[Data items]
• • •

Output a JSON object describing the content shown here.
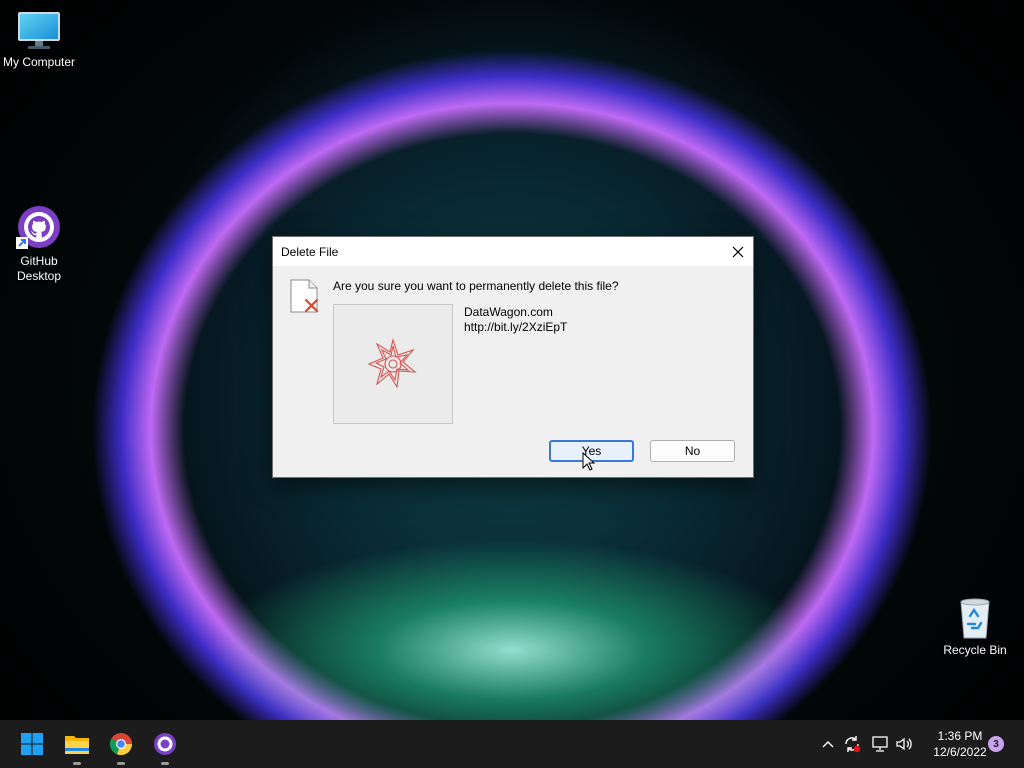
{
  "desktop": {
    "icons": [
      {
        "label": "My Computer",
        "icon": "monitor-icon"
      },
      {
        "label": "GitHub Desktop",
        "icon": "github-desktop-icon"
      },
      {
        "label": "Recycle Bin",
        "icon": "recycle-bin-icon"
      }
    ]
  },
  "dialog": {
    "title": "Delete File",
    "question": "Are you sure you want to permanently delete this file?",
    "file_name": "DataWagon.com",
    "file_url": "http://bit.ly/2XziEpT",
    "yes_label": "Yes",
    "no_label": "No",
    "close_icon": "close-icon"
  },
  "taskbar": {
    "apps": [
      "start-icon",
      "file-explorer-icon",
      "chrome-icon",
      "github-desktop-icon"
    ],
    "tray": [
      "chevron-up-icon",
      "sync-icon",
      "network-icon",
      "volume-icon"
    ],
    "time": "1:36 PM",
    "date": "12/6/2022",
    "notification_count": "3"
  },
  "colors": {
    "accent": "#3b79d0",
    "github_purple": "#6e40c9"
  }
}
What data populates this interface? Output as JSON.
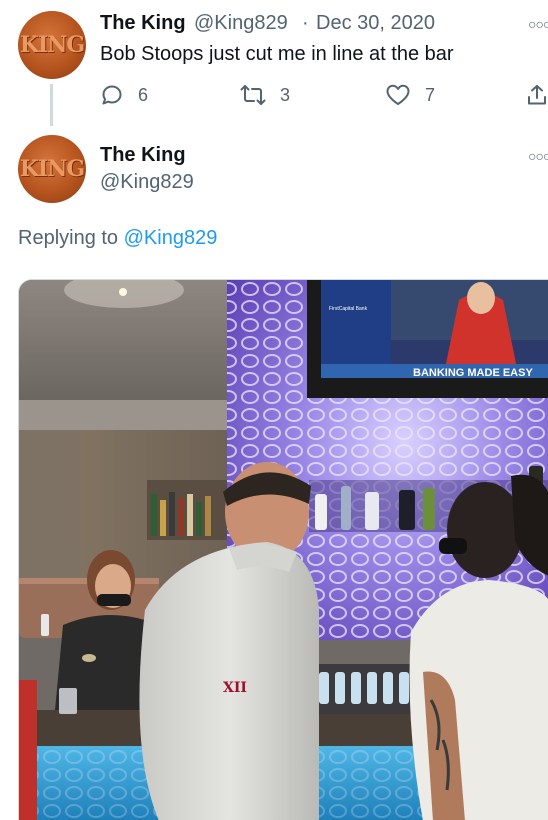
{
  "parent_tweet": {
    "avatar_text": "KING",
    "name": "The King",
    "handle": "@King829",
    "separator": "·",
    "date": "Dec 30, 2020",
    "text": "Bob Stoops just cut me in line at the bar",
    "reply_count": "6",
    "retweet_count": "3",
    "like_count": "7"
  },
  "reply_tweet": {
    "avatar_text": "KING",
    "name": "The King",
    "handle": "@King829",
    "replying_prefix": "Replying to",
    "replying_mention": "@King829"
  },
  "photo": {
    "tv_banner": "BANKING MADE EASY",
    "tv_logo": "FirstCapital Bank",
    "jacket_logo": "XII"
  },
  "colors": {
    "link": "#1d9bf0",
    "secondary_text": "#536471",
    "primary_text": "#0f1419"
  }
}
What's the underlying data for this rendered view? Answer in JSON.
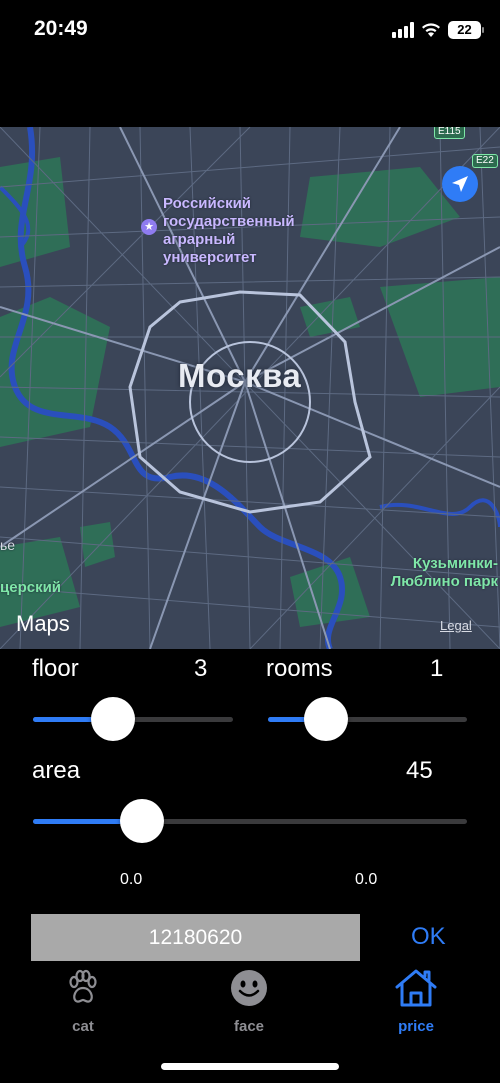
{
  "status": {
    "time": "20:49",
    "battery": "22"
  },
  "map": {
    "university_label": "Российский государственный аграрный университет",
    "city_label": "Москва",
    "park_label": "Кузьминки-Люблино парк",
    "partial_label_left": "ье",
    "partial_label_park_left": "церский",
    "road_badges": [
      "E115",
      "E22"
    ],
    "brand": "Maps",
    "legal": "Legal",
    "icons": [
      "location-arrow-icon",
      "star-icon",
      "apple-icon"
    ]
  },
  "controls": {
    "floor": {
      "label": "floor",
      "value": "3",
      "fraction": 0.4
    },
    "rooms": {
      "label": "rooms",
      "value": "1",
      "fraction": 0.29
    },
    "area": {
      "label": "area",
      "value": "45",
      "fraction": 0.25
    },
    "extra_left": "0.0",
    "extra_right": "0.0"
  },
  "price": {
    "value": "12180620",
    "ok_label": "OK"
  },
  "tabs": [
    {
      "label": "cat",
      "icon": "paw-icon",
      "active": false
    },
    {
      "label": "face",
      "icon": "smiley-face-icon",
      "active": false
    },
    {
      "label": "price",
      "icon": "house-icon",
      "active": true
    }
  ],
  "colors": {
    "accent": "#2f7cf6",
    "map_bg": "#3b4558",
    "park": "#2f6e57",
    "water": "#2a4fbd"
  }
}
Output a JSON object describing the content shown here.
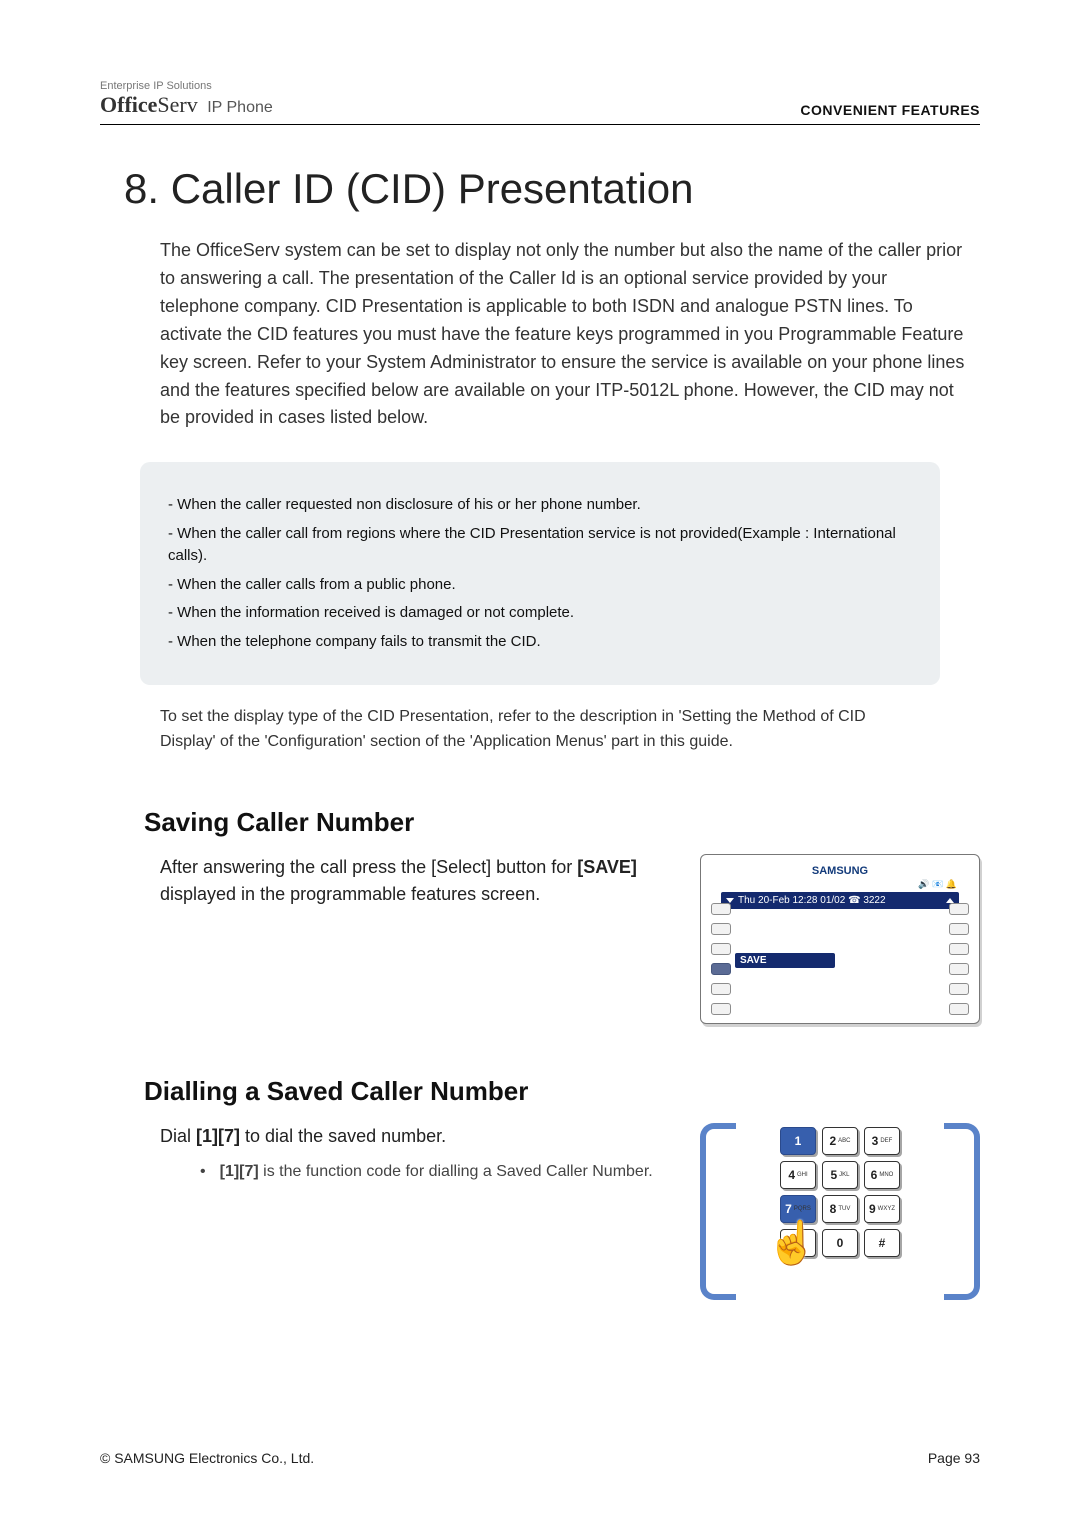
{
  "header": {
    "brand_tagline": "Enterprise IP Solutions",
    "brand_bold": "Office",
    "brand_rest": "Serv",
    "brand_sub": "IP Phone",
    "section_label": "CONVENIENT FEATURES"
  },
  "title": "8. Caller ID (CID) Presentation",
  "intro": "The OfficeServ system can be set to display not only the number but also the name of the caller prior to answering a call. The presentation of the Caller Id is an optional service provided by your telephone company. CID Presentation is applicable to both ISDN and analogue PSTN lines. To activate the CID features you must have the feature keys programmed in you Programmable Feature key screen. Refer to your System Administrator to ensure the service is available on your phone lines and the features specified below are available on your ITP-5012L phone. However, the CID may not be provided in cases listed below.",
  "callout": {
    "lines": [
      "- When the caller requested non disclosure of his or her phone number.",
      "- When the caller call from regions where the CID Presentation service is not provided(Example : International calls).",
      "- When the caller calls from a public phone.",
      "- When the information received is damaged or not complete.",
      "- When the telephone company fails to transmit the CID."
    ]
  },
  "note": "To set the display type of the CID Presentation, refer to the description in 'Setting the Method of CID Display' of the 'Configuration' section of the 'Application Menus' part in this guide.",
  "saving": {
    "heading": "Saving Caller Number",
    "text_pre": "After answering the call press the [Select] button for ",
    "text_bold": "[SAVE]",
    "text_post": " displayed in the programmable features screen.",
    "device": {
      "brand": "SAMSUNG",
      "icons": "🔊 📧 🔔",
      "title_bar": "Thu 20-Feb 12:28  01/02 ☎ 3222",
      "save_label": "SAVE"
    }
  },
  "dialling": {
    "heading": "Dialling a Saved Caller Number",
    "line_pre": "Dial ",
    "line_bold": "[1][7]",
    "line_post": " to dial the saved number.",
    "bullet_pre": "[1][7]",
    "bullet_post": " is the function code for dialling a Saved Caller Number.",
    "keys": [
      {
        "main": "1",
        "sub": "",
        "hl": true
      },
      {
        "main": "2",
        "sub": "ABC",
        "hl": false
      },
      {
        "main": "3",
        "sub": "DEF",
        "hl": false
      },
      {
        "main": "4",
        "sub": "GHI",
        "hl": false
      },
      {
        "main": "5",
        "sub": "JKL",
        "hl": false
      },
      {
        "main": "6",
        "sub": "MNO",
        "hl": false
      },
      {
        "main": "7",
        "sub": "PQRS",
        "hl": true
      },
      {
        "main": "8",
        "sub": "TUV",
        "hl": false
      },
      {
        "main": "9",
        "sub": "WXYZ",
        "hl": false
      },
      {
        "main": "✱",
        "sub": "",
        "hl": false
      },
      {
        "main": "0",
        "sub": "",
        "hl": false
      },
      {
        "main": "#",
        "sub": "",
        "hl": false
      }
    ]
  },
  "footer": {
    "copyright": "© SAMSUNG Electronics Co., Ltd.",
    "page": "Page 93"
  }
}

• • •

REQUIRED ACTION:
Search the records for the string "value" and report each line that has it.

TASK SOLUTION:
      "value": "3",
      "value": "1",
      "value": "45",
    "value": "12180620",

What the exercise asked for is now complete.